Australia Golf Swinging Through the SandbeltIn this Nov. 18, 2011, file photo Tiger Woods hits an approach shot to the fourth hole during the second round of the Presidents Cup golf tournament at Royal Melbourne Golf Course, in Melbourne, Australia. Woods will captain the U.S. team at this year's Presidents Cup as Royal Melbourne golf course will host the Presidents Cup in December for the third time, and is where the International Team won its only previous tournament against the United States in 1998. ( AP Photo/Andrew Brownbill, File)
Former Australian and European Tour professional Michael Clayton reckons he's played Melbourne's so-called sandbelt courses about 1,000 times.
The eight courses feature bunkers sculpted out of sand, pristine greens and fairways unlike any others. They are most often praised by pros who have played them, with Royal Melbourne and Metropolitan, where Clayton is a member, generally regarded as the pick of the bunch.
Royal Melbourne will host the Presidents Cup in December for the third time — it's where the International Team won its only previous tournament against the United States in 1998.
"The sandbelt courses in Australia are among the best in the world and some of my favorites to play," Tiger Woods, who will captain the U.S. team and could play as well, said during a promotional visit to Melbourne.
Here are some other things to know about the sandbelt courses, and Royal Melbourne in particular.
"The bunkers, as much as anyone tries to copy, they never work," Clayton, known as 'Clayts' among his fellow pros and friends, said in an interview with The Associated Press.
The sandbelt courses are considered to be Royal Melbourne, Victoria, Metropolitan, Huntingdale, Commonwealth, Yarra Yarra, Kingston Heath and Peninsula.
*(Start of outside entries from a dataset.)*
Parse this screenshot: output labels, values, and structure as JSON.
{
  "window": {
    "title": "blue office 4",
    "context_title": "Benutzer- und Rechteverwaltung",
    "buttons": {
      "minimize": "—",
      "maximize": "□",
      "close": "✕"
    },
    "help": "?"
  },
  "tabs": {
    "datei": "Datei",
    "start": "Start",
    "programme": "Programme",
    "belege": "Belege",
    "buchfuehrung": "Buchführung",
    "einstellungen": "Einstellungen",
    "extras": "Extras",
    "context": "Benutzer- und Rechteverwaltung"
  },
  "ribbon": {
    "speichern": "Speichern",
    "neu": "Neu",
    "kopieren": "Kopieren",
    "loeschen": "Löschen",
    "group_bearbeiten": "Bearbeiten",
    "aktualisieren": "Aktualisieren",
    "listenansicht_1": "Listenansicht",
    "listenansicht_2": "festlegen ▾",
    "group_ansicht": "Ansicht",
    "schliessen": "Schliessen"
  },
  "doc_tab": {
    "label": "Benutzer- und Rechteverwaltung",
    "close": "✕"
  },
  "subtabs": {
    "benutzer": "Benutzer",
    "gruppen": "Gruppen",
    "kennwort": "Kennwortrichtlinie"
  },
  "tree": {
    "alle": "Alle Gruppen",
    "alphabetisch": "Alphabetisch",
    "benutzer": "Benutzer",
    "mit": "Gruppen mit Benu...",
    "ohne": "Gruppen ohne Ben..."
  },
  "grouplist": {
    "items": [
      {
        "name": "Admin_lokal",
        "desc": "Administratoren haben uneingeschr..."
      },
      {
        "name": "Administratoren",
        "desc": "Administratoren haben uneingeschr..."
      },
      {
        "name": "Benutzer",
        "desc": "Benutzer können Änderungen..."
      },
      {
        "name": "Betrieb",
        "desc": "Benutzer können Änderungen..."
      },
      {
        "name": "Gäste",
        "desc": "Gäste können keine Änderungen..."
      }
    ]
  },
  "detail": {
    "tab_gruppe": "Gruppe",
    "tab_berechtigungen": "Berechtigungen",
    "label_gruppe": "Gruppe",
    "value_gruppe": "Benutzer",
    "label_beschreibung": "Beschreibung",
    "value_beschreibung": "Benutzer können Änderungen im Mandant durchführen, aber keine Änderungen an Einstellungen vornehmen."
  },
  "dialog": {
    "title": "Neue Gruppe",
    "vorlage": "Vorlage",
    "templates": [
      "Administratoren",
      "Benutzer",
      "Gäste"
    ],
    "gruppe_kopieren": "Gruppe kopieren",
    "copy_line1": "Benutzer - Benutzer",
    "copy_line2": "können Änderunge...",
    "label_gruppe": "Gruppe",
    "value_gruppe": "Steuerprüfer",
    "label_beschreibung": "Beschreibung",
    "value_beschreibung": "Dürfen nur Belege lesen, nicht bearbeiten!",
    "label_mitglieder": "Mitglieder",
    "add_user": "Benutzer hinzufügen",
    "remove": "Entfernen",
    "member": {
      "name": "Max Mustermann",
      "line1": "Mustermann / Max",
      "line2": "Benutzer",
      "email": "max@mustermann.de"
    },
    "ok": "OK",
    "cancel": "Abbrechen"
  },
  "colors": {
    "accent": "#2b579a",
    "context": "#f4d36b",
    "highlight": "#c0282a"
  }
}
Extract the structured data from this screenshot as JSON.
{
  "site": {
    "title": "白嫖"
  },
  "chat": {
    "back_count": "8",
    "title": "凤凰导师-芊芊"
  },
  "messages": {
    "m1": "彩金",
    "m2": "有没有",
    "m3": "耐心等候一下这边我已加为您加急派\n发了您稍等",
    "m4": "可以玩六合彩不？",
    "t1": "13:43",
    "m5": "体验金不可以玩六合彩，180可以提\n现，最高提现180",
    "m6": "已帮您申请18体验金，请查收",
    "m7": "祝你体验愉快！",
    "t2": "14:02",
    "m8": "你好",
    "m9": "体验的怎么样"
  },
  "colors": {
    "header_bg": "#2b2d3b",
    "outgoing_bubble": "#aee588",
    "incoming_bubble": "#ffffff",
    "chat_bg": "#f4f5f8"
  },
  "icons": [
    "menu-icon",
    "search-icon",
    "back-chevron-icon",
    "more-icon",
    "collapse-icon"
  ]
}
They are all close to one another — Victoria is across the road from Royal Melbourne — making it popular with tourists lucky enough to garner an invitation to even a few of the prized clubs. In this case, who you know means everything.
"Alister MacKenzie came down and built those shapes, the sand-faced bunker, and it worked so well," the Melbourne-born Clayton said. "They have a great bunch of difficult par-4s, a great group of mid-length par-3s from 140 and 170 yards. At least 20 world-class holes."
"They are the best group of courses in the world with New York and London. But if you were to pick out one thing, you would talk about those par-3s."
In 1931, two years before MacKenzie designed Augusta National in Georgia, home of the Masters, the British golf course architect designed the West Course at Royal Melbourne.
Richard Forsyth has been golf course superintendent at Royal Melbourne for 10 years. Before that, he spent 15 years at Metropolitan, where golfers who showed up for the 2001 World Match-Play Championship won by Steve Stricker said they often mistook the fairways for greens because of the immaculate growth from the sandy loam soil.
Asked if he pinches himself with his good fortune to have been in charge of two of the best sandbelt courses for so long, Forsyth says: "I often certainly believe that."
"Royal Melbourne is the most dramatic of the sandbelt courses with the sand dunes, the closest sand belt course to the bay and the beach, and the most rolling terrain," Forsyth said. "It also has the most dramatic elevation change."
Forsyth says the weather has been cooperating in the lead-up to the Presidents Cup, with above-average rainfall over recent months.
The Presidents Cup will feature a composite course at Royal Melbourne, which was first used 60 years ago to host the World Cup, then known as the Canada Cup.
It contains 12 holes from the West Course and six from the Alex Russell-designed East course. The composite course, which is the norm for major tournaments, includes what many believe to be the best of both courses. But logistically, it means golfers don't have to cross a busy road during their rounds.
Forsyth says they'll start paying extra attention to the holes on the composite course in mid-November.
"We try to consistently manage both courses, at same time, same level," he said. "To bring the two together is not a big shift."
The first 10 holes of the composite course are from the West course, followed by the six from the East, and closing with usual first and second holes from the West.
The Presidents Cup is set for Dec. 12-15. After its only loss in 1998, the American team won in a return to Royal Melbourne in 2011.
The International team will be led by Marc Leishman, Louis Oosthuizen, Adam Scott and Hideki Matsuyama, who have a combined 17 Presidents Cup appearances. The four newcomers to the event will be Abraham Ancer, Haotong Li, Cameron Smith and C.T. Pan.
Four captains' picks will be added. For the International team that will likely include Australian favorite Jason Day.
International captain Ernie Els said his team will try to overcome the odds to beat the Americans for only the second time in 21 years.
"People are not giving us much of a chance. I mean, the whole of the U.S. team is in the top 20," Els said. "We have one player in the top 20, and that's just the way it is. But somebody is going to win 15½ points, and at the end of the day, that's our aim."